“The ocean view is not the only asset, so we put the house close to the bluff, but with a foreground presence,” Beard says. “It’s not too engaged with the water – but you can still appreciate the ocean crashing on the rocks.”
The rear of the house offers room for the clients’ boys to play baseball or football – along with garden spaces designed by landscape architect Bernard Trainor. “The clients wanted this site to reflect the landscape of Big Sur, with ocean-related flora and fauna that are really beautiful,” Beard says.
Trainor, a native of Australia, grew up on the South Coast in Victoria, so he was comfortable with this environment. “I’m familiar with storms coming in from the south and extreme changes in climate,” he says. “This was like going back to my roots on the Great Ocean Road in Australia.”

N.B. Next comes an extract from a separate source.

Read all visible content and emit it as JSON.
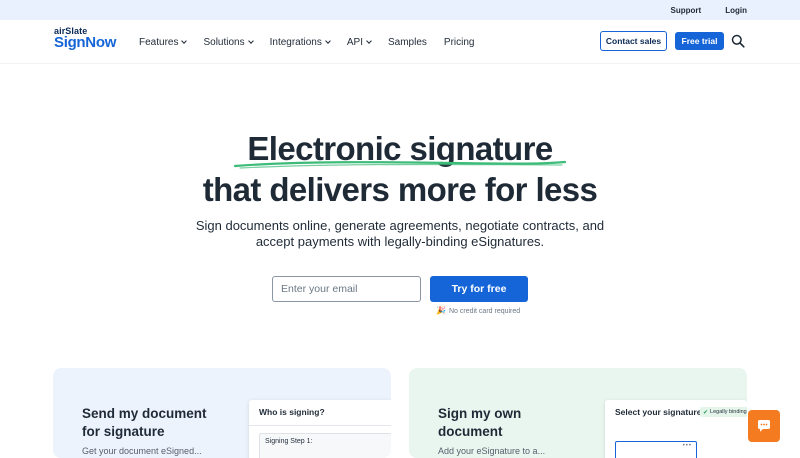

He welcomed the chance to work with Beard in a place he calls his playground. “I’ve spent a lot of time in Big Sur, so when I get a call about a project there, I kind of jump out of my skin,” he says. “You know you’re in for a ride.”
Here, he sculpted gardens, platforms, and terraces almost like a naturally graded amphitheater. “Diagramming the essential things led us to expose the rugged inherent nature of the site,” he says. “You want to see the cliff and the trees leaning in the wind – and you want people to be comfortable out in the wild.”
So he designed five outdoor rooms, including a protected courtyard where his clients can enjoy a variety of plants from California and around the world. “They’re from Australia, New Zealand, South Africa, Chile, and the Mediterranean Basin,” he says. “It was fascinating to the clients – they’d never seen some of them before.”
Interior designer Arthur Dunnam designed the clients’ primary residence in Chicago, and recommended Beard, who in turn suggested Trainor. Here, Dunnam worked on every aspect of the interior – buying most of the art, outfitting the kitchen, even selecting the bed linens. “I designed some cabinetry, and the bar I took from a Stanford White design – with little nail heads,” he says. “It was a labor-intensive process, with holes drilled in it.”
Living up to the adage that good poets borrow while great poets steal, Dunnam looked to Rome for inspiration at the home’s entrance. “The doors at the Vatican are tertiary doors,” he says. “I liked their proportion, and used that for the front doors of this house.”
On a smaller scale, he designed custom vanities in woven mesh for the powder rooms, and a mother-of-pearl, Moroccan-inspired chimney breast for the master bedroom.
Finally, he gave the interiors color. “There’s constant change all day long, with light and atmosphere and fog,” he says. “So when it’s overcast and cloudy, the color imbues it with life.”
Restrained outside and resplendent inside, this home takes total advantage of a fantastic site.